No one knows for sure why the risk increases, but some researchers believe the hour change can disrupt circadian rhythms and mess with cortisol levels that manage stress, according to Live Science.

Parenting sites, meanwhile, offer tips to prevent the time change from causing "too much sleep-and-feeding-schedule craziness" on toddlers and babies, as the Baby Sleep Site puts it.

If your baby or toddler is waking up too early, for instance, then don't do anything, the site recommends. A nice middle option is to shift a baby or toddler's schedule by 30 minutes. If your baby was waking at 7 a.m. before the time change, then wake her at 7:30 after the time change, according to the Baby Sleep Site.

While the loss of sleep can challenge people of all ages, it's even tougher on children, Daniel Lewin of the Children's National Health System in Washington, D.C., told Parents magazine. "The loss of just one hour can really affect a child's attention span, appetite, and overall mood," he said.

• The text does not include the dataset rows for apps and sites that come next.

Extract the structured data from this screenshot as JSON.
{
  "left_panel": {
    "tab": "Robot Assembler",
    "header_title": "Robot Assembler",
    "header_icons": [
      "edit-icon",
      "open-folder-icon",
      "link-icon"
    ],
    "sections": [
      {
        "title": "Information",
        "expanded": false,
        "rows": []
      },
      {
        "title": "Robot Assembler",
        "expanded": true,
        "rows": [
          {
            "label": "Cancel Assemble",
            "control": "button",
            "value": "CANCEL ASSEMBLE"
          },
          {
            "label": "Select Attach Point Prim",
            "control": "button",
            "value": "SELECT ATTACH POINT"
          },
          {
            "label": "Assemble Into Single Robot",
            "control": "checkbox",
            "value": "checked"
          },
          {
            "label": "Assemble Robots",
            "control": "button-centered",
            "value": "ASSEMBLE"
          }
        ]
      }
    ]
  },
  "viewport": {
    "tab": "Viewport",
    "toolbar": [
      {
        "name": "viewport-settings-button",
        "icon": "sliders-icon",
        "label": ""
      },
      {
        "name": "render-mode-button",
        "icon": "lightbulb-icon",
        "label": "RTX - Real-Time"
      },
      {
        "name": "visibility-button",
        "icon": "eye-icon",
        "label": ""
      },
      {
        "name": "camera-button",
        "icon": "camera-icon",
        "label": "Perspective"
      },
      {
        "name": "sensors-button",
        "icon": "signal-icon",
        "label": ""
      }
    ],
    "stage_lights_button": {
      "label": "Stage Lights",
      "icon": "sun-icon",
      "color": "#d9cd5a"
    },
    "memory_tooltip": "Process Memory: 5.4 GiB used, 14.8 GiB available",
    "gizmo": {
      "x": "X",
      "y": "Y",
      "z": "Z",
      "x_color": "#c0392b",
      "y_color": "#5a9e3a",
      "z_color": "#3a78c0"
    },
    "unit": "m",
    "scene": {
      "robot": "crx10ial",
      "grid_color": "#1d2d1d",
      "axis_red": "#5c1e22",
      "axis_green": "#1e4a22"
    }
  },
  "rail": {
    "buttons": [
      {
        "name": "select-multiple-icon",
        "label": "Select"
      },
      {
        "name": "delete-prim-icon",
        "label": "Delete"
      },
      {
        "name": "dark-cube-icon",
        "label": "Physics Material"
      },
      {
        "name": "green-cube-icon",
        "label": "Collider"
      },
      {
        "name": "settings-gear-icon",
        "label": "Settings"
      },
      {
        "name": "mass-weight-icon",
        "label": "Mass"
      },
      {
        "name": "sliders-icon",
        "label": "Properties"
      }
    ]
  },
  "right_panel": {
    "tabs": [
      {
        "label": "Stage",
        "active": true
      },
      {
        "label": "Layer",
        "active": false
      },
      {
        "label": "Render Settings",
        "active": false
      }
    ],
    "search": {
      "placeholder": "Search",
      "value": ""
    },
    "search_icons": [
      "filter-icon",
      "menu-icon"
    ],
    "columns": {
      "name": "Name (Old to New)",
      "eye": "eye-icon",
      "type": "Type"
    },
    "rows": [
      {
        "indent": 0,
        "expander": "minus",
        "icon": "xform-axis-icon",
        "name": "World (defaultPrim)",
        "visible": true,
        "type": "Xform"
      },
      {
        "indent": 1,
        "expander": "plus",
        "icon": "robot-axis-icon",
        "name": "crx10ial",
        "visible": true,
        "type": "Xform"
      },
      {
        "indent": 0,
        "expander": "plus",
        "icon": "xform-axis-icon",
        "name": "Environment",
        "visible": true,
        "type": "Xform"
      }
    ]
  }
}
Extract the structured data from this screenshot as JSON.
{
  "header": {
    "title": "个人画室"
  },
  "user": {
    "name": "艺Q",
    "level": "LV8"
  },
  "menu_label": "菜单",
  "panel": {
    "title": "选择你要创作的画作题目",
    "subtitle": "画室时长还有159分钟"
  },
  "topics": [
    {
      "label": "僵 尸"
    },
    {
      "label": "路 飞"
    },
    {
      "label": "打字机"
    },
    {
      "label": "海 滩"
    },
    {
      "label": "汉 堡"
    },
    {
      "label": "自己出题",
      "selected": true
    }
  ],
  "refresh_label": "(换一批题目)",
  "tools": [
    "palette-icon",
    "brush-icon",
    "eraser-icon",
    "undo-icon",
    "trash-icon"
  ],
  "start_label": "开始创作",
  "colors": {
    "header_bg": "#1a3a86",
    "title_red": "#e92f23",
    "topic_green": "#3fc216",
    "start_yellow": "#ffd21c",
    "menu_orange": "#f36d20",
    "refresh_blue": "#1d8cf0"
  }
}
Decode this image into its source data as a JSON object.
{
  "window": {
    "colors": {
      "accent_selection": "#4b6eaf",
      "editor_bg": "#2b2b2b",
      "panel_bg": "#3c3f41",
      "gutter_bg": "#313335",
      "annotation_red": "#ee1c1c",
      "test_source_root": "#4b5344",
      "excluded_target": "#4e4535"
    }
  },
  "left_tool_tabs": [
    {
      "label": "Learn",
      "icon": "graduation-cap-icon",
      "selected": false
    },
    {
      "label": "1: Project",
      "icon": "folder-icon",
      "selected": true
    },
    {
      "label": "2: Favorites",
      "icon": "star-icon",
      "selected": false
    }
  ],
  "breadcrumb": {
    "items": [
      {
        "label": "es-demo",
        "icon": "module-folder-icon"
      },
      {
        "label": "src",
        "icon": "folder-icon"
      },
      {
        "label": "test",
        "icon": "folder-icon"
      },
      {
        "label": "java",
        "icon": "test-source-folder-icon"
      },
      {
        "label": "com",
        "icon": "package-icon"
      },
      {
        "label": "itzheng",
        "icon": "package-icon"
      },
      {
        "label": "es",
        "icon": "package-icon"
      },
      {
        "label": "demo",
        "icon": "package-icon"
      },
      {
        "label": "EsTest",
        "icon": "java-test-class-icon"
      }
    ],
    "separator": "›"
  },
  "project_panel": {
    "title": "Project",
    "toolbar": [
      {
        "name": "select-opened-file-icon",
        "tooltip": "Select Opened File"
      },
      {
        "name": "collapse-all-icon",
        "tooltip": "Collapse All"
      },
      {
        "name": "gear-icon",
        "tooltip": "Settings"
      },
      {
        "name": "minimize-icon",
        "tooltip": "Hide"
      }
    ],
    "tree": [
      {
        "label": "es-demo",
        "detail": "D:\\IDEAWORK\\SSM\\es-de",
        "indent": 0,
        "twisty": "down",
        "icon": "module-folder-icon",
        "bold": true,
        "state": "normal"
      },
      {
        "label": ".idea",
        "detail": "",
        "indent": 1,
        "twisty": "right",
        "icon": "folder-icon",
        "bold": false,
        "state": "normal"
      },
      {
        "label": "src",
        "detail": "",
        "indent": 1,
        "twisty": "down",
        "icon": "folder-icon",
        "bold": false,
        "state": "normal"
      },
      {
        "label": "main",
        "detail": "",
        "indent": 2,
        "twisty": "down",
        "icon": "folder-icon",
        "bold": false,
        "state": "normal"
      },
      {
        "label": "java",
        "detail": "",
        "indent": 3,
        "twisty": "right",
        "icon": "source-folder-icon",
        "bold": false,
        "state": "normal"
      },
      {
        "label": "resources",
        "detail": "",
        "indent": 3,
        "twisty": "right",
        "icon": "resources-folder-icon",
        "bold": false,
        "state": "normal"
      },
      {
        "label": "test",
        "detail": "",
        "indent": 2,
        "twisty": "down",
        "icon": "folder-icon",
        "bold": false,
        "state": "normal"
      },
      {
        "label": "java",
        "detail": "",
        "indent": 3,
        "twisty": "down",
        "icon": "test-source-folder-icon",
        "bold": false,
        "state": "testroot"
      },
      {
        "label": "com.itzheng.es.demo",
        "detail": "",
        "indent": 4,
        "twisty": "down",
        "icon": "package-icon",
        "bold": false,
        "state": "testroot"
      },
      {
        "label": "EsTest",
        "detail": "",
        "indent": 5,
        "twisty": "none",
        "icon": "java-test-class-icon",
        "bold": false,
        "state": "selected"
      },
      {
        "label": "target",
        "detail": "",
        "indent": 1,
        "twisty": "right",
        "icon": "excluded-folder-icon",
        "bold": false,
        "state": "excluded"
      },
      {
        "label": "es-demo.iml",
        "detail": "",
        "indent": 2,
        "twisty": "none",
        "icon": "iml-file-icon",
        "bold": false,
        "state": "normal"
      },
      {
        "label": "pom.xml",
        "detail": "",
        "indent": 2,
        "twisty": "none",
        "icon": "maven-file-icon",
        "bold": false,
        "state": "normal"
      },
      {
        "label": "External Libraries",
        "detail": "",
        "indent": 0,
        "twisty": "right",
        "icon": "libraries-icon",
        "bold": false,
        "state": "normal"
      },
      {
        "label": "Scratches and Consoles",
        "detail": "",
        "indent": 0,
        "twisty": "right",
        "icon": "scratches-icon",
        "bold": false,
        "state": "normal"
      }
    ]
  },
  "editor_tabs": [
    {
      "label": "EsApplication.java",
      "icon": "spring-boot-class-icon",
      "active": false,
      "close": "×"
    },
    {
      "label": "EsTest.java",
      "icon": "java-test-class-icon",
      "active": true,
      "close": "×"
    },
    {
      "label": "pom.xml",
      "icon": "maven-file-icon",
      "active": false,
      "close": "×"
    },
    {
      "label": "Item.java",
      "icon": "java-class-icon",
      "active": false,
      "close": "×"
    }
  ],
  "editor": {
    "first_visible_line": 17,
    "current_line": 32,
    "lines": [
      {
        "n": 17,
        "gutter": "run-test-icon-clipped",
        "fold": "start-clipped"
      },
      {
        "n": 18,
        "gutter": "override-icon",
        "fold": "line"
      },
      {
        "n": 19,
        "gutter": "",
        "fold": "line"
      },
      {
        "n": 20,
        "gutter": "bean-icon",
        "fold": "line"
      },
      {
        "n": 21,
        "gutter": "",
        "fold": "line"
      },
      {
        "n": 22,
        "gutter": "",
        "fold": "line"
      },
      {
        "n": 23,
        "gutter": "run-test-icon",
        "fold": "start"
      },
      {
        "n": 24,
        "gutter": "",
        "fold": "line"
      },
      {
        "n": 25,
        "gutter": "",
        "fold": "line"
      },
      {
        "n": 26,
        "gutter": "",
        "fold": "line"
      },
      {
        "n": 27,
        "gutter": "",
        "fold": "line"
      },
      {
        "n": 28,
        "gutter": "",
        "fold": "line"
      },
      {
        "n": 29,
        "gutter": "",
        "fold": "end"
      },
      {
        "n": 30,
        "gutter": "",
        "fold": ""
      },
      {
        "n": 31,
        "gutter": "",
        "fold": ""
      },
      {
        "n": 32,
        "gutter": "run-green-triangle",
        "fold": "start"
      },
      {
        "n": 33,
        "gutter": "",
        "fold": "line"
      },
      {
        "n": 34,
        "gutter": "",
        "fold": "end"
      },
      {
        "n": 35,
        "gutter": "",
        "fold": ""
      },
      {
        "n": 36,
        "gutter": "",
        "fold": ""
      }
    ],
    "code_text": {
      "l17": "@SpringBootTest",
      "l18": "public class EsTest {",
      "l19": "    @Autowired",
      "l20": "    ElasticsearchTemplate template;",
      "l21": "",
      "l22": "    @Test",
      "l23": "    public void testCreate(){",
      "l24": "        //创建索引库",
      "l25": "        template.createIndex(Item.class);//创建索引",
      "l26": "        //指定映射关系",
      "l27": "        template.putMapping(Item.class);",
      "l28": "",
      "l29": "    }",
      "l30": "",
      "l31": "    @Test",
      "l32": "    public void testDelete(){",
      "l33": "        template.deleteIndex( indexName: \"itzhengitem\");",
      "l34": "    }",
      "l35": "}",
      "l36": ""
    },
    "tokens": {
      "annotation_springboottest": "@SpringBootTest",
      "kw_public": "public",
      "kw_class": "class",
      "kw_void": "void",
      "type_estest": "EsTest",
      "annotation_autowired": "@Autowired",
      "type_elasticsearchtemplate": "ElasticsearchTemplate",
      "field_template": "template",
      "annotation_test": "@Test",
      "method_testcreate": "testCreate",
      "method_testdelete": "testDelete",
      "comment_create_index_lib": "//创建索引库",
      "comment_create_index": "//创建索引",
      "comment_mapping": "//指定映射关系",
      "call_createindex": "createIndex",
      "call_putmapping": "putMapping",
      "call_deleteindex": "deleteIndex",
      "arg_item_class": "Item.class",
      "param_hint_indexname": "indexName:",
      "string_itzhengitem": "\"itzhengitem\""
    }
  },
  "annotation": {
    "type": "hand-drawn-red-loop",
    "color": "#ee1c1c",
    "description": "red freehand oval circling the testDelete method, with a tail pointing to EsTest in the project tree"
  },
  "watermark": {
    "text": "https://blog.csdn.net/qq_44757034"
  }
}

Dim the lights in your child's bedroom and turn off all electronics 30 minutes to an hour before bedtime, he told the site. And stick with your child's bedtime routine.

As for your cats: If you feed them regular meals at a certain time of day, the time change "can drive them wild," according to CatTime.com. Or at least make them pretty grumpy, according to The Catington Post.

Your cat may need "a little paw-holding" for the next few days, according to the Post. "The good news is that cats are resilient and will adjust to it just fine every year, just like we do."

In part because of the potential adverse effects of changing the clocks twice a year, numerous states have considered abolishing Daylight Saving Time. Yet only Hawaii and Arizona, which don't need the extra sunny hours, stay on Standard Time year-round.

On Tuesday, the Florida Senate voted 33-2 to send a bill to Gov. Rick Scott to ask the U.S. Congress to decide whether Florida should be a state that enjoys Daylight Saving Time year-round. It was passed by the House on Feb. 14, 103-11.

In 2017, The (Columbia) State reported, lawmakers in 18 states considered proposals rolling back, extending or otherwise changing Daylight Saving Time. That was up from the 13 states that considered such changes in 2016, according to the National Conference of State Legislatures.

In November, The State reported that S.C. State Rep. Alan Clemmons, R-Horry County, filed a proposal to put the question of eliminating Daylight Saving Time on ballots. With expected opposition from the retail and tourism lobby, it's uncertain that will happen.